(Dataset rows describing interfaces)
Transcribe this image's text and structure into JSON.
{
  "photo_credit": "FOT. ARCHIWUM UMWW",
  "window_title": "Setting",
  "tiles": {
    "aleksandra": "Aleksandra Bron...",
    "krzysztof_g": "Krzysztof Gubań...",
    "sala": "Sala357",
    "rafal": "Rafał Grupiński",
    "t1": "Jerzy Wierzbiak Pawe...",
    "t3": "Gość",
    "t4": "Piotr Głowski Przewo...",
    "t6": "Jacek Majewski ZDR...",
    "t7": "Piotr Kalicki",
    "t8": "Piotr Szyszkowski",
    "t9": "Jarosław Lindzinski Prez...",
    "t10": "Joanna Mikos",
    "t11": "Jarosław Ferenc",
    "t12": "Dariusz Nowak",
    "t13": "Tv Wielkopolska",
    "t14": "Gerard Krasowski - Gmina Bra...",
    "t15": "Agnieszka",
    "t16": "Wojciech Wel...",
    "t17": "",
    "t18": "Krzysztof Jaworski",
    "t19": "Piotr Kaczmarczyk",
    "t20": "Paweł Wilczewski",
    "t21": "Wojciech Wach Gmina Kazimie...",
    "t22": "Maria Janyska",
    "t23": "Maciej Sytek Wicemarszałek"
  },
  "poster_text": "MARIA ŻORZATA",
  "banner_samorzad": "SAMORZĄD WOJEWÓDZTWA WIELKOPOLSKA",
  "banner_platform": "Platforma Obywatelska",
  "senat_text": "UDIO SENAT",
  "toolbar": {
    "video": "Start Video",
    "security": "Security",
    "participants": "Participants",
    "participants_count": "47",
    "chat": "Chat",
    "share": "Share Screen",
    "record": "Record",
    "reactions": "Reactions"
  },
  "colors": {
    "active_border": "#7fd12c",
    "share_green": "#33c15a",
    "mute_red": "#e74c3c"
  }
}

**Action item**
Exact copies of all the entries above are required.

**Answer space**
Transcribe this image's text and structure into JSON.
{
  "photo_credit": "FOT. ARCHIWUM UMWW",
  "window_title": "Setting",
  "tiles": {
    "aleksandra": "Aleksandra Bron...",
    "krzysztof_g": "Krzysztof Gubań...",
    "sala": "Sala357",
    "rafal": "Rafał Grupiński",
    "t1": "Jerzy Wierzbiak Pawe...",
    "t3": "Gość",
    "t4": "Piotr Głowski Przewo...",
    "t6": "Jacek Majewski ZDR...",
    "t7": "Piotr Kalicki",
    "t8": "Piotr Szyszkowski",
    "t9": "Jarosław Lindzinski Prez...",
    "t10": "Joanna Mikos",
    "t11": "Jarosław Ferenc",
    "t12": "Dariusz Nowak",
    "t13": "Tv Wielkopolska",
    "t14": "Gerard Krasowski - Gmina Bra...",
    "t15": "Agnieszka",
    "t16": "Wojciech Wel...",
    "t17": "",
    "t18": "Krzysztof Jaworski",
    "t19": "Piotr Kaczmarczyk",
    "t20": "Paweł Wilczewski",
    "t21": "Wojciech Wach Gmina Kazimie...",
    "t22": "Maria Janyska",
    "t23": "Maciej Sytek Wicemarszałek"
  },
  "poster_text": "MARIA ŻORZATA",
  "banner_samorzad": "SAMORZĄD WOJEWÓDZTWA WIELKOPOLSKA",
  "banner_platform": "Platforma Obywatelska",
  "senat_text": "UDIO SENAT",
  "toolbar": {
    "video": "Start Video",
    "security": "Security",
    "participants": "Participants",
    "participants_count": "47",
    "chat": "Chat",
    "share": "Share Screen",
    "record": "Record",
    "reactions": "Reactions"
  },
  "colors": {
    "active_border": "#7fd12c",
    "share_green": "#33c15a",
    "mute_red": "#e74c3c"
  }
}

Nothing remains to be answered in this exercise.